Can I get treatment for fentanyl addiction on the NHS?
Yes, you can receive treatment for fentanyl addiction on the NHS. While NHS services are available, individuals may find private rehab a more suitable option for immediate access to specialised care and tailored treatment plans.
Is Fentanyl medication safe?
Fentanyl is safe when used for a short period in small doses. However, using any drug presents risks, and Fentanyl is no exception. There are severe health risks to abusing Fentanyl, so it’s important to take Fentanyl as the doctor instructed.
How can I manage Fentanyl addiction?
As with all substance addictions, Fentanyl addiction can be all-consuming. Your addiction to Fentanyl will have you acting in ways out of your control, so we advise that you seek professional medical treatment when dealing with Fentanyl addiction to secure your safety and comfort.

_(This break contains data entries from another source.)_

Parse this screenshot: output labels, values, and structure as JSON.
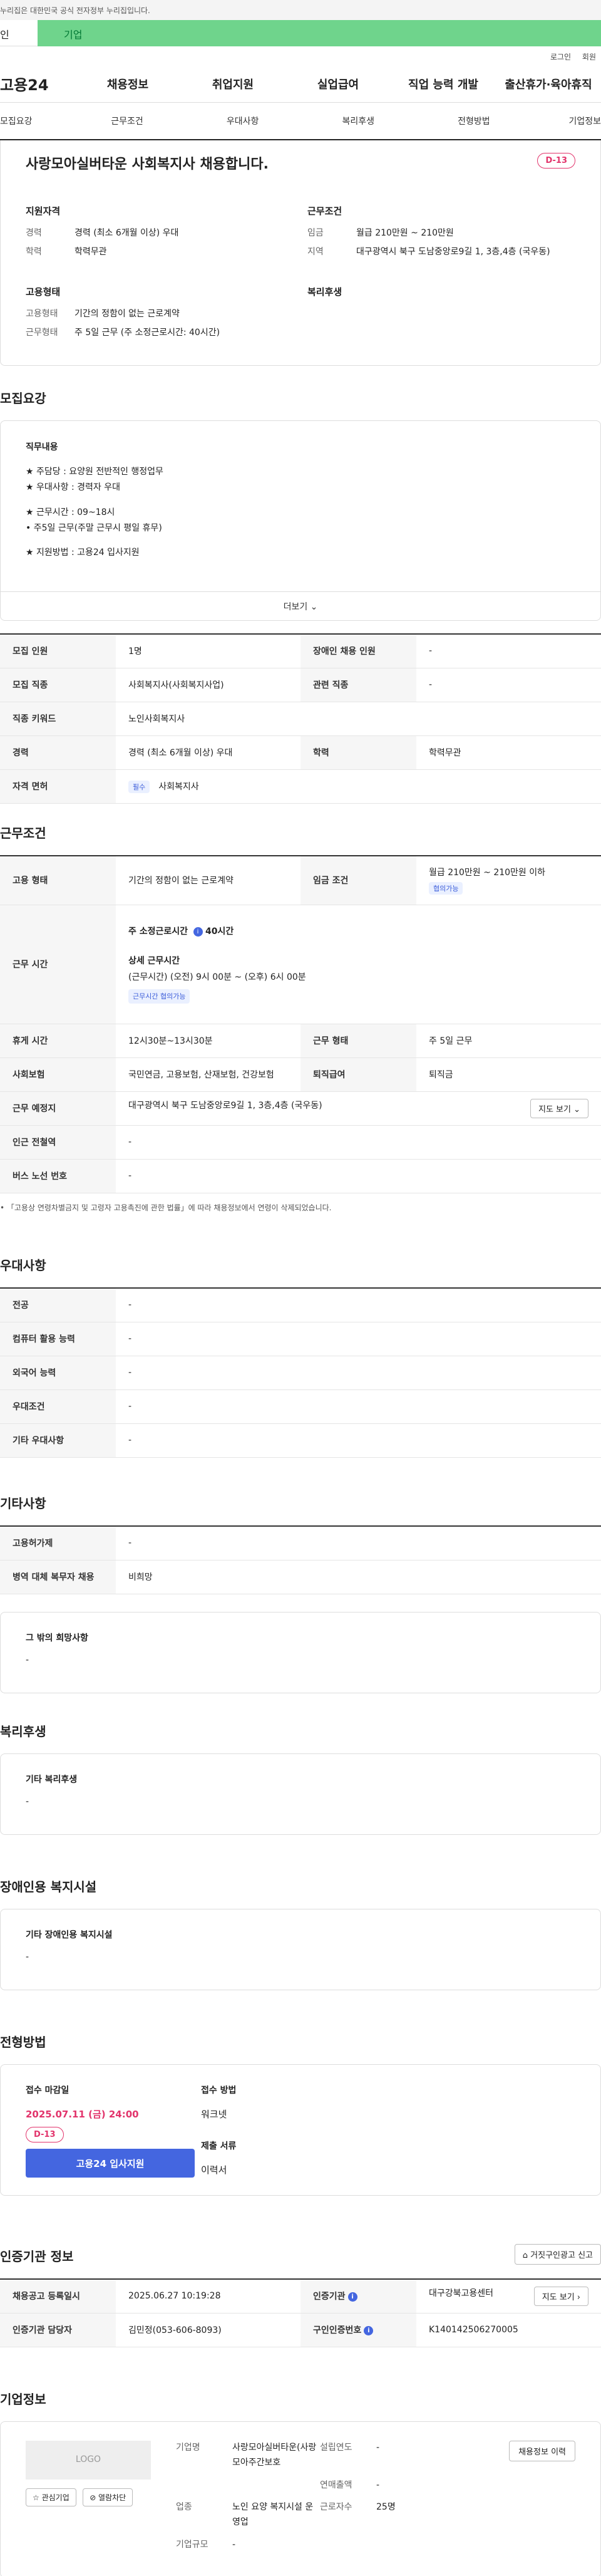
{
  "gov_bar": "누리집은 대한민국 공식 전자정부 누리집입니다.",
  "tabs": {
    "personal": "인",
    "company": "기업"
  },
  "util": {
    "login": "로그인",
    "join": "회원"
  },
  "logo": "고용24",
  "gnb": [
    "채용정보",
    "취업지원",
    "실업급여",
    "직업 능력 개발",
    "출산휴가·육아휴직"
  ],
  "subnav": [
    "모집요강",
    "근무조건",
    "우대사항",
    "복리후생",
    "전형방법",
    "기업정보"
  ],
  "summary": {
    "title": "사랑모아실버타운 사회복지사 채용합니다.",
    "dday": "D-13",
    "qualification_head": "지원자격",
    "career_label": "경력",
    "career_value": "경력 (최소 6개월 이상) 우대",
    "edu_label": "학력",
    "edu_value": "학력무관",
    "workcond_head": "근무조건",
    "wage_label": "임금",
    "wage_value": "월급 210만원 ~ 210만원",
    "region_label": "지역",
    "region_value": "대구광역시 북구 도남중앙로9길 1, 3층,4층 (국우동)",
    "employ_head": "고용형태",
    "type_label": "고용형태",
    "type_value": "기간의 정함이 없는 근로계약",
    "worktype_label": "근무형태",
    "worktype_value": "주 5일 근무 (주 소정근로시간: 40시간)",
    "welfare_head": "복리후생"
  },
  "recruit": {
    "title": "모집요강",
    "duty_head": "직무내용",
    "duty_lines": [
      "★ 주담당 : 요양원 전반적인 행정업무",
      "★ 우대사항 : 경력자 우대",
      "★ 근무시간 : 09~18시",
      "• 주5일 근무(주말 근무시 평일 휴무)",
      "★ 지원방법 : 고용24 입사지원"
    ],
    "more": "더보기 ⌄",
    "rows": {
      "count_k": "모집 인원",
      "count_v": "1명",
      "disabled_k": "장애인 채용 인원",
      "disabled_v": "-",
      "job_k": "모집 직종",
      "job_v": "사회복지사(사회복지사업)",
      "related_k": "관련 직종",
      "related_v": "-",
      "keyword_k": "직종 키워드",
      "keyword_v": "노인사회복지사",
      "exp_k": "경력",
      "exp_v": "경력 (최소 6개월 이상) 우대",
      "edu_k": "학력",
      "edu_v": "학력무관",
      "license_k": "자격 면허",
      "license_badge": "필수",
      "license_v": "사회복지사"
    }
  },
  "workcond": {
    "title": "근무조건",
    "emp_k": "고용 형태",
    "emp_v": "기간의 정함이 없는 근로계약",
    "wage_k": "임금 조건",
    "wage_v": "월급 210만원 ~ 210만원 이하",
    "wage_badge": "협의가능",
    "hours_k": "근무 시간",
    "hours_total": "주 소정근로시간",
    "hours_total_v": "40시간",
    "hours_detail_head": "상세 근무시간",
    "hours_detail": "(근무시간) (오전) 9시 00분 ~ (오후) 6시 00분",
    "hours_badge": "근무시간 협의가능",
    "break_k": "휴게 시간",
    "break_v": "12시30분~13시30분",
    "worktype_k": "근무 형태",
    "worktype_v": "주 5일 근무",
    "ins_k": "사회보험",
    "ins_v": "국민연금, 고용보험, 산재보험, 건강보험",
    "retire_k": "퇴직급여",
    "retire_v": "퇴직금",
    "place_k": "근무 예정지",
    "place_v": "대구광역시 북구 도남중앙로9길 1, 3층,4층 (국우동)",
    "map_btn": "지도 보기 ⌄",
    "subway_k": "인근 전철역",
    "subway_v": "-",
    "bus_k": "버스 노선 번호",
    "bus_v": "-",
    "note": "• 「고용상 연령차별금지 및 고령자 고용촉진에 관한 법률」에 따라 채용정보에서 연령이 삭제되었습니다."
  },
  "prefer": {
    "title": "우대사항",
    "rows": [
      [
        "전공",
        "-"
      ],
      [
        "컴퓨터 활용 능력",
        "-"
      ],
      [
        "외국어 능력",
        "-"
      ],
      [
        "우대조건",
        "-"
      ],
      [
        "기타 우대사항",
        "-"
      ]
    ]
  },
  "etc": {
    "title": "기타사항",
    "rows": [
      [
        "고용허가제",
        "-"
      ],
      [
        "병역 대체 복무자 채용",
        "비희망"
      ]
    ],
    "box_head": "그 밖의 희망사항",
    "box_v": "-"
  },
  "welfare": {
    "title": "복리후생",
    "box_head": "기타 복리후생",
    "box_v": "-"
  },
  "disabled": {
    "title": "장애인용 복지시설",
    "box_head": "기타 장애인용 복지시설",
    "box_v": "-"
  },
  "selection": {
    "title": "전형방법",
    "deadline_head": "접수 마감일",
    "deadline": "2025.07.11 (금) 24:00",
    "dday": "D-13",
    "apply_btn": "고용24 입사지원",
    "method_head": "접수 방법",
    "method_v": "워크넷",
    "docs_head": "제출 서류",
    "docs_v": "이력서"
  },
  "cert": {
    "title": "인증기관 정보",
    "report_btn": "⌂ 거짓구인광고 신고",
    "reg_k": "채용공고 등록일시",
    "reg_v": "2025.06.27 10:19:28",
    "org_k": "인증기관",
    "org_v": "대구강북고용센터",
    "map_btn": "지도 보기 ›",
    "manager_k": "인증기관 담당자",
    "manager_v": "김민정(053-606-8093)",
    "id_k": "구인인증번호",
    "id_v": "K140142506270005"
  },
  "company": {
    "title": "기업정보",
    "logo": "LOGO",
    "fav_btn": "☆ 관심기업",
    "block_btn": "⊘ 열람차단",
    "corp_btn": "채용정보 이력",
    "name_k": "기업명",
    "name_v": "사랑모아실버타운(사랑모아주간보호",
    "year_k": "설립연도",
    "year_v": "-",
    "sales_k": "연매출액",
    "sales_v": "-",
    "industry_k": "업종",
    "industry_v": "노인 요양 복지시설 운영업",
    "emp_k": "근로자수",
    "emp_v": "25명",
    "size_k": "기업규모",
    "size_v": "-"
  }
}
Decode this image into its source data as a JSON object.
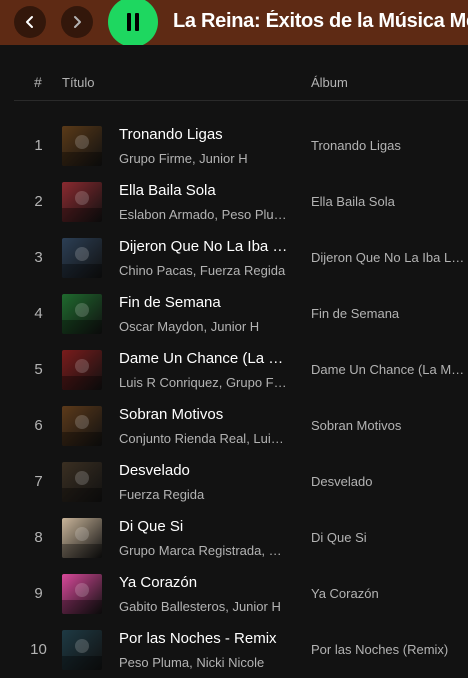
{
  "header": {
    "back_icon": "chevron-left-icon",
    "forward_icon": "chevron-right-icon",
    "play_state_icon": "pause-icon",
    "playlist_title": "La Reina: Éxitos de la Música Mexicana",
    "bar_color": "#5e2a14",
    "play_color": "#1ed760"
  },
  "table": {
    "col_number": "#",
    "col_title": "Título",
    "col_album": "Álbum"
  },
  "tracks": [
    {
      "number": "1",
      "title": "Tronando Ligas",
      "artists": "Grupo Firme, Junior H",
      "album": "Tronando Ligas",
      "cover_color": "#5a3a18"
    },
    {
      "number": "2",
      "title": "Ella Baila Sola",
      "artists": "Eslabon Armado, Peso Pluma",
      "album": "Ella Baila Sola",
      "cover_color": "#8a2a30"
    },
    {
      "number": "3",
      "title": "Dijeron Que No La Iba Lograr",
      "artists": "Chino Pacas, Fuerza Regida",
      "album": "Dijeron Que No La Iba Lograr",
      "cover_color": "#2c3f55"
    },
    {
      "number": "4",
      "title": "Fin de Semana",
      "artists": "Oscar Maydon, Junior H",
      "album": "Fin de Semana",
      "cover_color": "#1f6a2e"
    },
    {
      "number": "5",
      "title": "Dame Un Chance (La Mamalona)",
      "artists": "Luis R Conriquez, Grupo Frontera",
      "album": "Dame Un Chance (La Mamalona)",
      "cover_color": "#7a1c1c"
    },
    {
      "number": "6",
      "title": "Sobran Motivos",
      "artists": "Conjunto Rienda Real, Luis R Conriquez",
      "album": "Sobran Motivos",
      "cover_color": "#5c3a1a"
    },
    {
      "number": "7",
      "title": "Desvelado",
      "artists": "Fuerza Regida",
      "album": "Desvelado",
      "cover_color": "#3a2f22"
    },
    {
      "number": "8",
      "title": "Di Que Si",
      "artists": "Grupo Marca Registrada, Grupo Frontera",
      "album": "Di Que Si",
      "cover_color": "#c9b59a"
    },
    {
      "number": "9",
      "title": "Ya Corazón",
      "artists": "Gabito Ballesteros, Junior H",
      "album": "Ya Corazón",
      "cover_color": "#d8499a"
    },
    {
      "number": "10",
      "title": "Por las Noches - Remix",
      "artists": "Peso Pluma, Nicki Nicole",
      "album": "Por las Noches (Remix)",
      "cover_color": "#1e3a44"
    }
  ]
}
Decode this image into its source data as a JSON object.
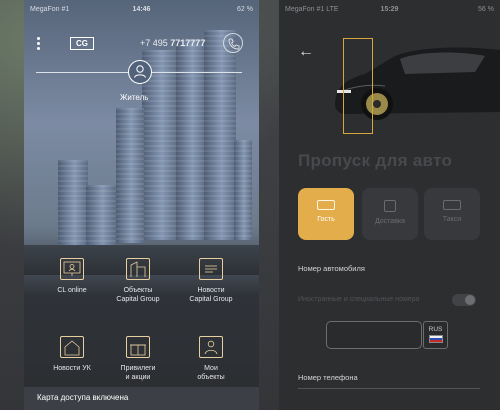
{
  "left_screen": {
    "statusbar": {
      "carrier": "MegaFon #1",
      "time": "14:46",
      "battery": "62 %"
    },
    "header": {
      "logo": "CG",
      "phone_prefix": "+7 495 ",
      "phone_main": "7717777"
    },
    "slider": {
      "label": "Житель"
    },
    "grid": [
      {
        "label": "CL online",
        "icon": "monitor-icon"
      },
      {
        "label": "Объекты\nCapital Group",
        "icon": "building-icon"
      },
      {
        "label": "Новости\nCapital Group",
        "icon": "news-icon"
      },
      {
        "label": "Новости УК",
        "icon": "house-icon"
      },
      {
        "label": "Привилеги\nи акции",
        "icon": "gift-icon"
      },
      {
        "label": "Мои\nобъекты",
        "icon": "user-home-icon"
      }
    ],
    "bottom_bar": {
      "text": "Карта доступа включена"
    }
  },
  "right_screen": {
    "statusbar": {
      "carrier": "MegaFon #1 LTE",
      "time": "15:29",
      "battery": "56 %"
    },
    "title": "Пропуск для авто",
    "types": [
      {
        "label": "Гость",
        "active": true,
        "icon": "car-icon"
      },
      {
        "label": "Доставка",
        "active": false,
        "icon": "delivery-icon"
      },
      {
        "label": "Такси",
        "active": false,
        "icon": "taxi-icon"
      }
    ],
    "plate": {
      "label": "Номер автомобиля",
      "foreign_label": "Иностранные и специальные номера",
      "region": "RUS"
    },
    "phone": {
      "label": "Номер телефона"
    }
  },
  "colors": {
    "accent": "#e4ad4b",
    "dark_bg": "#2d2e30"
  }
}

Where can I get help for Fentanyl addiction?
You can seek support for Fentanyl addiction at rehab centres, addiction support groups and by talking to friends and family. Overcoming a Fentanyl addiction alone is extremely difficult and requires support from those that have been in your shoes. We have experience treating Fentanyl addiction and can help support you through your recovery journey.